Pope Pius XII to President Eisenhower
Your Excellency: It was with pleasure that We received the letter which, in date of May 18th,2 You directed to Us through the personal good offices of the Honorable Myron Taylor.
The delicate references that You have made to the fifteenth anniversary of Our elevation to the Supreme Pontificate and to the recent illness, with which God was pleased to visit Us, come as a manifestation of sentiments in Our regard, which We in a special way appreciate.

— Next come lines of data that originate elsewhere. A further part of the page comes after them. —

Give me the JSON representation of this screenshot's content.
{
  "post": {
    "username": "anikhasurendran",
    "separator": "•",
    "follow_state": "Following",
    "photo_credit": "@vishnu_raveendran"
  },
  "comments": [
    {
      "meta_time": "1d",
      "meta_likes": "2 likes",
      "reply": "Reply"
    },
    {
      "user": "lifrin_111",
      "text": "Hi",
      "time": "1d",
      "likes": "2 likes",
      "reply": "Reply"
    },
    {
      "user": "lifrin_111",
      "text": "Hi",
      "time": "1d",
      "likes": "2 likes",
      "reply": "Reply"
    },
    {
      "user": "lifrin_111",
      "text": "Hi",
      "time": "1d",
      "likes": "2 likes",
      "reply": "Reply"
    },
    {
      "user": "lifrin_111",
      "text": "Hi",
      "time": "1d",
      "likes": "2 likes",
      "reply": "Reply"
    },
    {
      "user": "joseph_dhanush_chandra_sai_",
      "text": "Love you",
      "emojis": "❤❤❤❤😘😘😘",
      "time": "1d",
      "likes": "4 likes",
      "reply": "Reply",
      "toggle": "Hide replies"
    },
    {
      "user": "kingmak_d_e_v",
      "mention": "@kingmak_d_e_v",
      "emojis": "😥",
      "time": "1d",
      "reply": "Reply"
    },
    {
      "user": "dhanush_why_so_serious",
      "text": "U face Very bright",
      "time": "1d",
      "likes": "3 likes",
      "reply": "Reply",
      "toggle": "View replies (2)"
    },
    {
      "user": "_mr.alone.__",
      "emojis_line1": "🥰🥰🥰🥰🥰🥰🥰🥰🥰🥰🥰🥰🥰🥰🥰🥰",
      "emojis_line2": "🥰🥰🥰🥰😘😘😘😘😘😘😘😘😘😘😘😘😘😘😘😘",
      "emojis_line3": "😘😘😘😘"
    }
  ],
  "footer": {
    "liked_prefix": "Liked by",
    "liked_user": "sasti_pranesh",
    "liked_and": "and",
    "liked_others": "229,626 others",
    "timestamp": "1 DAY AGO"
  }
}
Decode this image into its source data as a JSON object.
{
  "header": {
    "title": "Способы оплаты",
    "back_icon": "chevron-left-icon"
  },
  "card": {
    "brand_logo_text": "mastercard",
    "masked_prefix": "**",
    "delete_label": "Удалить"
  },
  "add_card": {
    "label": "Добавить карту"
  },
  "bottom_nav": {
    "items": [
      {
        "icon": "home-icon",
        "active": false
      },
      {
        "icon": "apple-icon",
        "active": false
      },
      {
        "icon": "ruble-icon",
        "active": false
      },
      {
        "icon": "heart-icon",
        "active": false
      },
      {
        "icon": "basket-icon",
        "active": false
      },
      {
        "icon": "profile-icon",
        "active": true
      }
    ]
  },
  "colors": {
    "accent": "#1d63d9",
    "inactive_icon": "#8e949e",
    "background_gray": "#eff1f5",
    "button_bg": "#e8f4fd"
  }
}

We would, therefore, convey to You, Mr. President, the expression of Our gratitude for Your good wishes. Such sentiments on the part of Your Excellency are all the more welcome, in that they [Page 2014] have served to mitigate in Our mind the unfortunate impression caused in these latter years by certain occurrences. We make mention of them in view of the opportunity offered to disclose Our mind by the very courteous letter of Your Excellency and We are, moreover, well aware that the responsibility was not Yours for the circumstances to which We allude.
It is not so much the manner We wish to mention, with which some years ago the bureau of the Personal Representative of the President of the United States was closed, without the slightest notification being given to Us, but rather principally the campaign of injurious attacks against this Apostolic See, especially at the moment when an Extraordinary and Plenipotentiary Ambassador was designated to be accredited to Us. We would have expected, on that occasion, that qualified persons would have recalled certain elements of public opinion to a due respect by noting the absolute correctness of the Holy See, from whom there was not the slightest suggestion of interference in the matter. And when, furthermore, We would have recently wished that it should have been permitted to Our Secretariat of State to be able to continue to treat with the State Department the already long-protracted question of some war damages, it was not without surprise that We learned of the refusal interposed by the same State Department to the mere acceptance of a Memorandum replying to their own formal communication. We do, however, feel assured, Mr. President, of Your comprehension and it suffices to have made this brief reference to such occurrences.
We have appreciated Your mention of the contribution of this Apostolic See to the maintenance of peace in the world. It is indeed to the high purpose of this peace, as Your Excellency well knows, that We have always directed Our aspirations; and just as We left nothing undone to avoid the outbreak of the second World War, so after the awful conflict have We made every effort to favor the creation of an effectively peaceful coexistence of peoples, founded on the basis of divine law and of moral values. To the establishment of such an international order a great part of Our activity has been dedicated and to collaboration in this effort We have repeatedly invited all Godfearing men of good will.
Your Excellency has not failed in making public declaration of Your will to labour for the attainment of peace, and in this latest letter You re-affirm Your noble intention. We formulate Our best wishes for You in this lofty undertaking, Mr. President, while We invoke upon You the guidance and comforting strength of Almighty God.
- The source text was attached to a memorandum of July 8, not printed, from President Eisenhower to John Foster Dulles, in which the President stated that the letter from the Pope had just been forwarded to him by Myron Taylor. He also asked the Secretary of State whether he thought any reply was indicated to the paragraph beginning, “It is not so much the manner”. In his reply of July 9, Dulles said that he had discussed the President’s question with Smith and Murphy, both of whom he noted were Catholics, and that they had suggested that the best thing was for one of them to speak informally about the matter with the Apostolic Delegate in Washington. A handwritten notation in the margin reads, “Pres. concurs.” (124.65A/7–854)↩
- Supra .↩